I would also like to reiterate the disclaimer that experiences at these ‘spiritual spots’ are purely personal, so if you are an atheist, just read it with a spoonful of salt.Continuing from my summer trip around the Greater Kyoto area in Japan, I spent the last one and a half weeks circumnavigating Lake Biwa or Biwa-ko (琵琶湖), as it is locally known. Now, if you’ve never been to Lake Biwa or Shiga Prefecture, please seriously consider it for your next itinerary in Japan.Covering an area of 670.3 square kilometres – that’s almost the same size as the whole island nation of Singapore – Lake Biwa is the largest freshwater lake in Japan. It’s also possibly one of the most beautiful places in Japan to enjoy the sunset. Its name came from the lake’s resemblance to a traditional Japanese/Chinese stringed instrument of the same name.Lake Biwa also happens to be one of the top spiritual spots in Japan, from my experience.Not surprisingly, there are many folklore associated with the lake as well.
One such story tells of fireballs being spotted at the lake, and that used to destroy fishermen’s boats in a bygone era. Another tells of a girl who drowned while carrying out her vow to sail across the lake on the 25th of February (apparently, that’s when the lake is at its most choppy self) in a bathtub to meet his lover – a priest!!One of my main reasons for visiting Lake Biwa is the Shirahige Jinja, or Shirahige Shrine (白鬚神社), and its enchanting floating torii gate. In Japanese shinto, torii gates mark the entrance to the sacred, or holy grounds.
Most visitors to Japan are familiar with the floating vermilion torii at Itsukushima Shrine (厳島神社) in Miyajima, off Hiroshima. However, the Shirahige floating torii is probably the least known of the three, the second one being Hakone Shrine’s touristy showpiece in Lake Ashinoko, Hakone. Shirahige’s relative obscurity also means that unlike Kyoto’s Fushimi-inari (伏見稲荷大社) or Miyajima’s Itsukushima Shrine, there’s no well-trodden path that leads to it.In fact, if you do not have your own set of wheels, the trek to this lakeside temple might even be a potentially life endangering affair.While making my way there on foot from Omi-Takashima Station (近江高島駅), I had to tread carefully along the side of an expressway, staying as close as I could to the fenders. And even so, I had to admit, I was intimidated by the speeding cars and my heart skipped several beats when container trucks thundered past me.Notice that the entrance to the temple opens straight onto the expressway (please see photo above). The safety cones have been strategically placed there so that visitors do not walk straight into oncoming traffic. Compared to the floating torii gate, the main shrine actually felt like an abandoned relic.
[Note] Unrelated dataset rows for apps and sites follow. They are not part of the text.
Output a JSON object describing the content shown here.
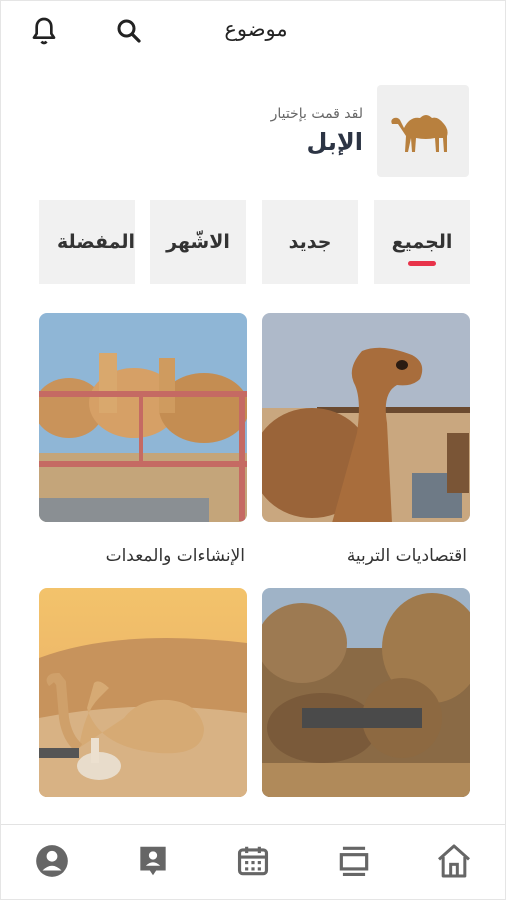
{
  "topbar": {
    "title": "موضوع",
    "icons": [
      "bell-icon",
      "search-icon"
    ]
  },
  "selection": {
    "hint": "لقد قمت بإختيار",
    "name": "الإبل",
    "thumb_icon": "camel-icon"
  },
  "tabs": [
    {
      "label": "الجميع",
      "active": true
    },
    {
      "label": "جديد",
      "active": false
    },
    {
      "label": "الاشّهر",
      "active": false
    },
    {
      "label": "المفضلة",
      "active": false
    }
  ],
  "cards": [
    {
      "label": "اقتصاديات التربية"
    },
    {
      "label": "الإنشاءات والمعدات"
    },
    {
      "label": ""
    },
    {
      "label": ""
    }
  ],
  "bottom_nav": [
    "home-icon",
    "cards-icon",
    "calendar-icon",
    "contact-card-icon",
    "account-icon"
  ],
  "colors": {
    "accent": "#e8334a",
    "icon_gray": "#555555",
    "tab_bg": "#f1f1f1"
  }
}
On the day I visited, there was no beautiful sunset, unfortunately. In fact, ominous black clouds blanketed the evening sky, and I sensed a storm brewing over the lake. Thankfully, the weather held up well enough, and only a drizzle accompanied me while I was there.
Even amid the darkness, I couldn’t help but sat there gazing at this for a good one hour. LS